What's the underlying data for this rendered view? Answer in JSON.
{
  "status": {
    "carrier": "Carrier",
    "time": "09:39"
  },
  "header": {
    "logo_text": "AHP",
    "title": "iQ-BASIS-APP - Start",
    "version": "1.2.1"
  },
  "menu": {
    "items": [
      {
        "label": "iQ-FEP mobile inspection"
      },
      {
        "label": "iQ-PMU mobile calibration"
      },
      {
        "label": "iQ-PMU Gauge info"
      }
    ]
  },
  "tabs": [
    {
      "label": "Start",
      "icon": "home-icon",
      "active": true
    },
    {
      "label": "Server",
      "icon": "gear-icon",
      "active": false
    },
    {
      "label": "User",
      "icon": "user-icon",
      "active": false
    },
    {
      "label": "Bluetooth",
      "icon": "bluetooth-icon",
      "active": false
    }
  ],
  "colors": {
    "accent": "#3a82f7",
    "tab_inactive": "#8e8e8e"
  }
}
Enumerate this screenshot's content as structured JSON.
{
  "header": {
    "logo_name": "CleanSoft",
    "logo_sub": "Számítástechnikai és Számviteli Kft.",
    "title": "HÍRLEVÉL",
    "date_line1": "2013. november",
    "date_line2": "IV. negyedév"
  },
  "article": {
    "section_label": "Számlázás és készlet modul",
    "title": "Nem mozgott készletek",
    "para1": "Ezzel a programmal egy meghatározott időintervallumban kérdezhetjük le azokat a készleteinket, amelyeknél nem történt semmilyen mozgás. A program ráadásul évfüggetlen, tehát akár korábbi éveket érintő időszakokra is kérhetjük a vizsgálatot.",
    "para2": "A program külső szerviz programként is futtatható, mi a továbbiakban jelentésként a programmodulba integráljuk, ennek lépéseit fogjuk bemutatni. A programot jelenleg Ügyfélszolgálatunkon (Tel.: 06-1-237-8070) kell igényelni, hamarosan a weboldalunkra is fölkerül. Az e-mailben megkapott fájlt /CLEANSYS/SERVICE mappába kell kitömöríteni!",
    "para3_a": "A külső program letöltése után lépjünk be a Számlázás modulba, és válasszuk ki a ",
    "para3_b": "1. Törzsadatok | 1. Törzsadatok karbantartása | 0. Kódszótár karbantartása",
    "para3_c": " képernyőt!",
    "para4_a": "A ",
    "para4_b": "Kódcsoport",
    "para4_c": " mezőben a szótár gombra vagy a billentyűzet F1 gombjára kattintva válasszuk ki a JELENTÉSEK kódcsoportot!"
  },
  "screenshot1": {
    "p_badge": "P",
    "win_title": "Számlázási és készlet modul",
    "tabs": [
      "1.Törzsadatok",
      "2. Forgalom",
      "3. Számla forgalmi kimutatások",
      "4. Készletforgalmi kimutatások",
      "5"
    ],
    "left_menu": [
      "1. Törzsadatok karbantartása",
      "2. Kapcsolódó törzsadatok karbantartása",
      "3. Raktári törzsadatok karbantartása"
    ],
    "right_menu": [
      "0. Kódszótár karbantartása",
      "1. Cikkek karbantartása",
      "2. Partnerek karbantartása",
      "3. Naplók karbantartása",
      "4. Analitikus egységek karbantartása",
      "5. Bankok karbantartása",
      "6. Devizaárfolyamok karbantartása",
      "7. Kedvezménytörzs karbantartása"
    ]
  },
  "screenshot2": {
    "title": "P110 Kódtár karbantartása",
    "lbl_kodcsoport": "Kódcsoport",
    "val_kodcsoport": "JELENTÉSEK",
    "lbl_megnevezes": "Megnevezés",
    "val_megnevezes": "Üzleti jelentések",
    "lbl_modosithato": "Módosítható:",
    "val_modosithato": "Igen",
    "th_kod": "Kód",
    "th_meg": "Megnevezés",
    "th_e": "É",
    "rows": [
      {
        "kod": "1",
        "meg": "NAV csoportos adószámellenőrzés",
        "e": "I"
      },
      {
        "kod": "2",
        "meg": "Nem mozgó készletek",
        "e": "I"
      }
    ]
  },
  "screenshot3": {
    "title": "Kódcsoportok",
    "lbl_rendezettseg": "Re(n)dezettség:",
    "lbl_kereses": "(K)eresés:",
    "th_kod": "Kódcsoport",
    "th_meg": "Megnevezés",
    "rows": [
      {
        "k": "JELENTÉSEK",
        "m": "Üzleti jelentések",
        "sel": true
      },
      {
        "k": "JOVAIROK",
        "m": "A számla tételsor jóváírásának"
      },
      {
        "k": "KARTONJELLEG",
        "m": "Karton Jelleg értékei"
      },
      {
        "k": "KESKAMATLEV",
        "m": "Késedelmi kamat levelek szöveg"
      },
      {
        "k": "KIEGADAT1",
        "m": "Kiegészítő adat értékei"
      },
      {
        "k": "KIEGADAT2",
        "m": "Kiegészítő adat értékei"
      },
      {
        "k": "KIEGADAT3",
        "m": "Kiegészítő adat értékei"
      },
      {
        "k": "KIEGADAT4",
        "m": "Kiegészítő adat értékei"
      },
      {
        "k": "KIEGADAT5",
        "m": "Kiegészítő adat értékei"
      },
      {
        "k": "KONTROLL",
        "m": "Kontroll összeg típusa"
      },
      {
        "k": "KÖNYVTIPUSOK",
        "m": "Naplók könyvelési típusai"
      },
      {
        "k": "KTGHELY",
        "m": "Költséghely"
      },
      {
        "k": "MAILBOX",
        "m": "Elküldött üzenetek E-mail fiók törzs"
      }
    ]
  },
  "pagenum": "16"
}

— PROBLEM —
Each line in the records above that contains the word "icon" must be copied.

— RESULT OF THE TASK —
      "icon": "home-icon",
      "icon": "gear-icon",
      "icon": "user-icon",
      "icon": "bluetooth-icon",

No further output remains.